Search the records for the word "into". Copy every line where it appears.

#### Dataset excerpts ####

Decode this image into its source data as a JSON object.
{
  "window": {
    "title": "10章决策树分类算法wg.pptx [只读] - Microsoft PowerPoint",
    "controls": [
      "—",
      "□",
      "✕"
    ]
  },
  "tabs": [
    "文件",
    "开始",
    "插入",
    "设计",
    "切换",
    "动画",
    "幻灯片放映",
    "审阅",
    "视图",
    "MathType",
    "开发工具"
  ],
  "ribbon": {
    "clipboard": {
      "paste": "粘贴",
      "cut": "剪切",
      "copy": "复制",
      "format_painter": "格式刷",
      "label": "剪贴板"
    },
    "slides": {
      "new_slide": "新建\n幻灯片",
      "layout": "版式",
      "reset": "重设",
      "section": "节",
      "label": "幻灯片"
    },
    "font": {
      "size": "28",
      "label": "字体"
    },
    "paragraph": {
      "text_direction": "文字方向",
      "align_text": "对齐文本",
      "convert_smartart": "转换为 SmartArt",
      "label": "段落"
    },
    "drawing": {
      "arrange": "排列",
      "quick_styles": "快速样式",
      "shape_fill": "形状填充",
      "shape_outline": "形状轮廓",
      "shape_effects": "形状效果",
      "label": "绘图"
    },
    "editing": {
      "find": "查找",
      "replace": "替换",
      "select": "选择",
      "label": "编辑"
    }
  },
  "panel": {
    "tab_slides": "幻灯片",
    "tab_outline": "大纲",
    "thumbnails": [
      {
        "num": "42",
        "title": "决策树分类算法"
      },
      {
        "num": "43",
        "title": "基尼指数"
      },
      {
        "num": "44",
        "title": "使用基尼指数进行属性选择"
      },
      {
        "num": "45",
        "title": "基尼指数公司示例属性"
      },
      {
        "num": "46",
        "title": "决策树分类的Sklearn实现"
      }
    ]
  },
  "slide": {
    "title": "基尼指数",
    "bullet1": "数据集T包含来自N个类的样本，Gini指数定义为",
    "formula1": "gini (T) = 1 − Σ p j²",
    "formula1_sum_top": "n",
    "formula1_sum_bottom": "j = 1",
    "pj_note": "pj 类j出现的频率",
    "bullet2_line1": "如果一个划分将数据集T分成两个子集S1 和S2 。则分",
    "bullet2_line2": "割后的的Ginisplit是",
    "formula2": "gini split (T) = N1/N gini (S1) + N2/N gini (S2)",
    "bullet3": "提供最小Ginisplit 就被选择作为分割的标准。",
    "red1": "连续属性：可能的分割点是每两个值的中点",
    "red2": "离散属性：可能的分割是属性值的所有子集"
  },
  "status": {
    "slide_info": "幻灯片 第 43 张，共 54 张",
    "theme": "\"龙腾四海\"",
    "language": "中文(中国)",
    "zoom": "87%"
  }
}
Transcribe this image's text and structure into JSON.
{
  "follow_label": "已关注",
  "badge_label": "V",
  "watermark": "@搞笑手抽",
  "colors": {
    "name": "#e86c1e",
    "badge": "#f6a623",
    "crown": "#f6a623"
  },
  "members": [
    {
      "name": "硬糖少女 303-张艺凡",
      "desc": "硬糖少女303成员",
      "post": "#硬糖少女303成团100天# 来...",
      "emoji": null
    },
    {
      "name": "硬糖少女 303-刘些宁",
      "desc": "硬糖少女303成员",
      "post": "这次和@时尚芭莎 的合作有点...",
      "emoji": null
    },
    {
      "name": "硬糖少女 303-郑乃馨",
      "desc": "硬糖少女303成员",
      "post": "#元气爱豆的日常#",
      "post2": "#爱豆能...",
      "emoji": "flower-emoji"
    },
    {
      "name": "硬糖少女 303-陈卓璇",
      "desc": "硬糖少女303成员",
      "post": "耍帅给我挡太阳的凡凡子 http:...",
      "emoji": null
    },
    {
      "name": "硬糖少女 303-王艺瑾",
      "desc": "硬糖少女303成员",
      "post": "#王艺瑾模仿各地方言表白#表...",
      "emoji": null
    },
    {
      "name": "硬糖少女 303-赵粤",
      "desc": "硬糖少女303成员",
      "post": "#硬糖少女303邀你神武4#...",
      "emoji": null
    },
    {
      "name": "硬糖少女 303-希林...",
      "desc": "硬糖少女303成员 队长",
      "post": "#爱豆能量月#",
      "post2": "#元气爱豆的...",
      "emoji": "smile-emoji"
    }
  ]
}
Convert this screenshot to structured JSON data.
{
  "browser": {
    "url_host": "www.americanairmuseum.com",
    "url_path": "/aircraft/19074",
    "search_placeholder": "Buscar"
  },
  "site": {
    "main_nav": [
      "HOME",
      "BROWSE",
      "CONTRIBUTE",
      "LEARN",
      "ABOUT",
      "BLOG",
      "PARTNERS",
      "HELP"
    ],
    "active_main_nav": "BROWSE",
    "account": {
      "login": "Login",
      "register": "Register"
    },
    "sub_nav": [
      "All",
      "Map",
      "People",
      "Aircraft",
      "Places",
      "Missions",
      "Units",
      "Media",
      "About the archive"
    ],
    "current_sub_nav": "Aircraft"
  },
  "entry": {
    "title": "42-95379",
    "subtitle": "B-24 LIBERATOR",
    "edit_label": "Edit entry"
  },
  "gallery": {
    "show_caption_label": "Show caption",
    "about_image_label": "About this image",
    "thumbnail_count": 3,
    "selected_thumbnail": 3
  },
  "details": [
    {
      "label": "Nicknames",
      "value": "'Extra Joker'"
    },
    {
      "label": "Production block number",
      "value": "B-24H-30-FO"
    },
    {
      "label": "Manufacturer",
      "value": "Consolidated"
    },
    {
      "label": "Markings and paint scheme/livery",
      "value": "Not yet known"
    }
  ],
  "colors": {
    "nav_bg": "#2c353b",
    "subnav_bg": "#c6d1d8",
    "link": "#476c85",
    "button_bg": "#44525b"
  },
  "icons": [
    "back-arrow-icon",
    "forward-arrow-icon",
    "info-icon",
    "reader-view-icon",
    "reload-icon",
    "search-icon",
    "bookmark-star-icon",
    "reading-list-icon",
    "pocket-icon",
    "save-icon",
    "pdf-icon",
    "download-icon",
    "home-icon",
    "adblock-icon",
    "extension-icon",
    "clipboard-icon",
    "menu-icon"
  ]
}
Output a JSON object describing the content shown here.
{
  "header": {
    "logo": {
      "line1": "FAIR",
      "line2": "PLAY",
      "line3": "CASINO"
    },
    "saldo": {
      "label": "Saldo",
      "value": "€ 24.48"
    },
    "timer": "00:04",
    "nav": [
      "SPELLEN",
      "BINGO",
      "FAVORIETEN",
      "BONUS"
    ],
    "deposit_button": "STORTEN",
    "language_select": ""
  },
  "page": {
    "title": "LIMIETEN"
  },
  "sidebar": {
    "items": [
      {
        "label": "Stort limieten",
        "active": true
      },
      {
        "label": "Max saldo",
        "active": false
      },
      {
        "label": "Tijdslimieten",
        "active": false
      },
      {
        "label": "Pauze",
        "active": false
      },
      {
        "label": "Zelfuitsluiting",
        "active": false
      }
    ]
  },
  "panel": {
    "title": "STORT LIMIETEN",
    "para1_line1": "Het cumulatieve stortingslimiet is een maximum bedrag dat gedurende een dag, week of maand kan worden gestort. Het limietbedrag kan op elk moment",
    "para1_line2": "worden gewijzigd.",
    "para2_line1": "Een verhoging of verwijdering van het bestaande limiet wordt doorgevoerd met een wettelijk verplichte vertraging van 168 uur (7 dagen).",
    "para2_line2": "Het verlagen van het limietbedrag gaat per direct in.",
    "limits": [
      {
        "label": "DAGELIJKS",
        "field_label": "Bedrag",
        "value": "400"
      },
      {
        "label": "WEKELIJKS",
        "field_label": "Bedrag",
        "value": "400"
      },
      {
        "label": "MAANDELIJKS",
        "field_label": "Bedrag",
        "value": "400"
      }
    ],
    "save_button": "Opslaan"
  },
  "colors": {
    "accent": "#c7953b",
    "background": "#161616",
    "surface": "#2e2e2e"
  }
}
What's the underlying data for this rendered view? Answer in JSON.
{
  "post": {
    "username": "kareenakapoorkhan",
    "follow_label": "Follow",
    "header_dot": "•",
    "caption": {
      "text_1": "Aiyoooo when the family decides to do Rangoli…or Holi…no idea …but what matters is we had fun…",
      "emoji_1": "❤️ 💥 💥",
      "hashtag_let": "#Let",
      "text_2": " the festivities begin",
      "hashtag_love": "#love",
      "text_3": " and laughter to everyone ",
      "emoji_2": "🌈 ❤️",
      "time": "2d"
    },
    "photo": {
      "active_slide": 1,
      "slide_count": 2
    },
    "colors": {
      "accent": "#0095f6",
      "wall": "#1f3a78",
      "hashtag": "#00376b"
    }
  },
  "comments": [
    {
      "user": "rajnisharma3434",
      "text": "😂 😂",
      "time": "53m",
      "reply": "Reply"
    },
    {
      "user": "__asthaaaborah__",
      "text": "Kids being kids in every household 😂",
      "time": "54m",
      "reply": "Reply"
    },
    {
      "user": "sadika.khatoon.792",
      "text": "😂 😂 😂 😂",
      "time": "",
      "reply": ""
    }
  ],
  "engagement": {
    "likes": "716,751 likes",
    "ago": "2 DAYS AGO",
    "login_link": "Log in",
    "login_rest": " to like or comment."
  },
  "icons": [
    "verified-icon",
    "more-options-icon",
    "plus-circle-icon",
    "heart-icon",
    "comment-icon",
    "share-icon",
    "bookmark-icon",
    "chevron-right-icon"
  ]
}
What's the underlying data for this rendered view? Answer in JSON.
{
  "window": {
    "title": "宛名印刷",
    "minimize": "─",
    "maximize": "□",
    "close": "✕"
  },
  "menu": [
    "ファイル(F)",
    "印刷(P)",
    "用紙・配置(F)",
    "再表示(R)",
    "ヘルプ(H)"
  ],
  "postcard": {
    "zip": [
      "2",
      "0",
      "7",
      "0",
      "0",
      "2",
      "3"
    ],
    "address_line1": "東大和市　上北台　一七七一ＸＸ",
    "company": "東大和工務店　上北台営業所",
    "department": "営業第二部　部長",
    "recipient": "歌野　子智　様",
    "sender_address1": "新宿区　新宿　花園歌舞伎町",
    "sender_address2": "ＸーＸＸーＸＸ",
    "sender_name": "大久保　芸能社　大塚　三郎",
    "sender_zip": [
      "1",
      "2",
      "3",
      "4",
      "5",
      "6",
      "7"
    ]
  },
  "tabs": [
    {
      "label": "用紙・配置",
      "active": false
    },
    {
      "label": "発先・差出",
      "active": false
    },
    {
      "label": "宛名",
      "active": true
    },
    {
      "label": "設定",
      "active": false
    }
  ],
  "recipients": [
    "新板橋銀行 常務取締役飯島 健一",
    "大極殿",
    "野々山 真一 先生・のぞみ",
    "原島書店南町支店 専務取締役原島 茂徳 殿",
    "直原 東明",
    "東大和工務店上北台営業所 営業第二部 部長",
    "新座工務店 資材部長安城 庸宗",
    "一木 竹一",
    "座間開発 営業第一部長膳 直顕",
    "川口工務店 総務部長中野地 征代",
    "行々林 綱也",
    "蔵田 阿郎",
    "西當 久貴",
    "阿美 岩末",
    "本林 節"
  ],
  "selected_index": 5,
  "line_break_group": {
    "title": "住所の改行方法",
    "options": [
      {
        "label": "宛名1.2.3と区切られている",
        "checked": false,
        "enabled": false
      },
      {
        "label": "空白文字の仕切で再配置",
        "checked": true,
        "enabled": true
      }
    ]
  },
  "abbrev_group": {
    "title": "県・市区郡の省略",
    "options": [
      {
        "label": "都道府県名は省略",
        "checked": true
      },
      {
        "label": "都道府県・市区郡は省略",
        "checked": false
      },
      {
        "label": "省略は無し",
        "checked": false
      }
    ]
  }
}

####

Output for this task —
Decode this image into its source data as a JSON object.
Transcribe this image's text and structure into JSON.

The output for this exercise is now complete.